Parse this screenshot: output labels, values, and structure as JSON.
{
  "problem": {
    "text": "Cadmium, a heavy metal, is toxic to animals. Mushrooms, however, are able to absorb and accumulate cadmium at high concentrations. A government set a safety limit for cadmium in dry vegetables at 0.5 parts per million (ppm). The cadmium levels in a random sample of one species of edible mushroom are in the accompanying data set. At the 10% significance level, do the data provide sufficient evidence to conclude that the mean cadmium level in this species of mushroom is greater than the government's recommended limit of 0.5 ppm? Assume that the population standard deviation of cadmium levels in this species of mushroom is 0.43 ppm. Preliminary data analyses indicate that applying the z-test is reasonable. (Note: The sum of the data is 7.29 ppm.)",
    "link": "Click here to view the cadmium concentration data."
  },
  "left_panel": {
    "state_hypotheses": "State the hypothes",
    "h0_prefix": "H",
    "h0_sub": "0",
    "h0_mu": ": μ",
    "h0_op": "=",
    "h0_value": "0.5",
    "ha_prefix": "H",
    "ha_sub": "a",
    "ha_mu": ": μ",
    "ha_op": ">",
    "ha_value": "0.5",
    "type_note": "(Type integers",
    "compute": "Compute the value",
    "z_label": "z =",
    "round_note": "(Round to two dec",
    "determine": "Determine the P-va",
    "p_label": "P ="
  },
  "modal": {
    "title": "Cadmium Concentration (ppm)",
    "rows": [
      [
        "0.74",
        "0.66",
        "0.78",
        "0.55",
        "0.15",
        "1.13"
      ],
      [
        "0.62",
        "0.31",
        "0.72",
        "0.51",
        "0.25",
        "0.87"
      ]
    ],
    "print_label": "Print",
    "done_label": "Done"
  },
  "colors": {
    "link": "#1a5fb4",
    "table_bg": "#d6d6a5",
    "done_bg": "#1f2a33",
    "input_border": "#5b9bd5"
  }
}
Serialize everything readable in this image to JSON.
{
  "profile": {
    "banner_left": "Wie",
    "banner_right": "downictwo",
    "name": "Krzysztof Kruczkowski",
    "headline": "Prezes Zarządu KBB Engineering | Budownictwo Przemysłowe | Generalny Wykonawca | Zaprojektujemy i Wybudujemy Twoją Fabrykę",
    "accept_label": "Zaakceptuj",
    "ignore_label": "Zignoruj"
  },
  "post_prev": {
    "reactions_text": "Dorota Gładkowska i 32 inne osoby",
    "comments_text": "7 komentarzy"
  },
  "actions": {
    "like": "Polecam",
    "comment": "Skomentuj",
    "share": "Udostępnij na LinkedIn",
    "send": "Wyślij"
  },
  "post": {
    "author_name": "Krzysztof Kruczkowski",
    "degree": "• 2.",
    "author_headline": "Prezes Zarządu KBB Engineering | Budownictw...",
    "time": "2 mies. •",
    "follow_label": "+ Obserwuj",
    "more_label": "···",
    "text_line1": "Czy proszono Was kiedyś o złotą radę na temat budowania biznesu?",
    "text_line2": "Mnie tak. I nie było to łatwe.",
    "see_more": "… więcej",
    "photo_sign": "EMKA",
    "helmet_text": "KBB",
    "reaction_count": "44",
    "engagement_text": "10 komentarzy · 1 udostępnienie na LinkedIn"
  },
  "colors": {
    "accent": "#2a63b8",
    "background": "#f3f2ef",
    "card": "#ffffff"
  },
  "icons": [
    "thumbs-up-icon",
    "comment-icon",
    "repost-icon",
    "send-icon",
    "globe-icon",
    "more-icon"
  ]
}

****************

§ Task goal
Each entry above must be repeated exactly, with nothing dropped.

§ Solved problem
Parse this screenshot: output labels, values, and structure as JSON.
{
  "problem": {
    "text": "Cadmium, a heavy metal, is toxic to animals. Mushrooms, however, are able to absorb and accumulate cadmium at high concentrations. A government set a safety limit for cadmium in dry vegetables at 0.5 parts per million (ppm). The cadmium levels in a random sample of one species of edible mushroom are in the accompanying data set. At the 10% significance level, do the data provide sufficient evidence to conclude that the mean cadmium level in this species of mushroom is greater than the government's recommended limit of 0.5 ppm? Assume that the population standard deviation of cadmium levels in this species of mushroom is 0.43 ppm. Preliminary data analyses indicate that applying the z-test is reasonable. (Note: The sum of the data is 7.29 ppm.)",
    "link": "Click here to view the cadmium concentration data."
  },
  "left_panel": {
    "state_hypotheses": "State the hypothes",
    "h0_prefix": "H",
    "h0_sub": "0",
    "h0_mu": ": μ",
    "h0_op": "=",
    "h0_value": "0.5",
    "ha_prefix": "H",
    "ha_sub": "a",
    "ha_mu": ": μ",
    "ha_op": ">",
    "ha_value": "0.5",
    "type_note": "(Type integers",
    "compute": "Compute the value",
    "z_label": "z =",
    "round_note": "(Round to two dec",
    "determine": "Determine the P-va",
    "p_label": "P ="
  },
  "modal": {
    "title": "Cadmium Concentration (ppm)",
    "rows": [
      [
        "0.74",
        "0.66",
        "0.78",
        "0.55",
        "0.15",
        "1.13"
      ],
      [
        "0.62",
        "0.31",
        "0.72",
        "0.51",
        "0.25",
        "0.87"
      ]
    ],
    "print_label": "Print",
    "done_label": "Done"
  },
  "colors": {
    "link": "#1a5fb4",
    "table_bg": "#d6d6a5",
    "done_bg": "#1f2a33",
    "input_border": "#5b9bd5"
  }
}
Serialize everything readable in this image to JSON.
{
  "profile": {
    "banner_left": "Wie",
    "banner_right": "downictwo",
    "name": "Krzysztof Kruczkowski",
    "headline": "Prezes Zarządu KBB Engineering | Budownictwo Przemysłowe | Generalny Wykonawca | Zaprojektujemy i Wybudujemy Twoją Fabrykę",
    "accept_label": "Zaakceptuj",
    "ignore_label": "Zignoruj"
  },
  "post_prev": {
    "reactions_text": "Dorota Gładkowska i 32 inne osoby",
    "comments_text": "7 komentarzy"
  },
  "actions": {
    "like": "Polecam",
    "comment": "Skomentuj",
    "share": "Udostępnij na LinkedIn",
    "send": "Wyślij"
  },
  "post": {
    "author_name": "Krzysztof Kruczkowski",
    "degree": "• 2.",
    "author_headline": "Prezes Zarządu KBB Engineering | Budownictw...",
    "time": "2 mies. •",
    "follow_label": "+ Obserwuj",
    "more_label": "···",
    "text_line1": "Czy proszono Was kiedyś o złotą radę na temat budowania biznesu?",
    "text_line2": "Mnie tak. I nie było to łatwe.",
    "see_more": "… więcej",
    "photo_sign": "EMKA",
    "helmet_text": "KBB",
    "reaction_count": "44",
    "engagement_text": "10 komentarzy · 1 udostępnienie na LinkedIn"
  },
  "colors": {
    "accent": "#2a63b8",
    "background": "#f3f2ef",
    "card": "#ffffff"
  },
  "icons": [
    "thumbs-up-icon",
    "comment-icon",
    "repost-icon",
    "send-icon",
    "globe-icon",
    "more-icon"
  ]
}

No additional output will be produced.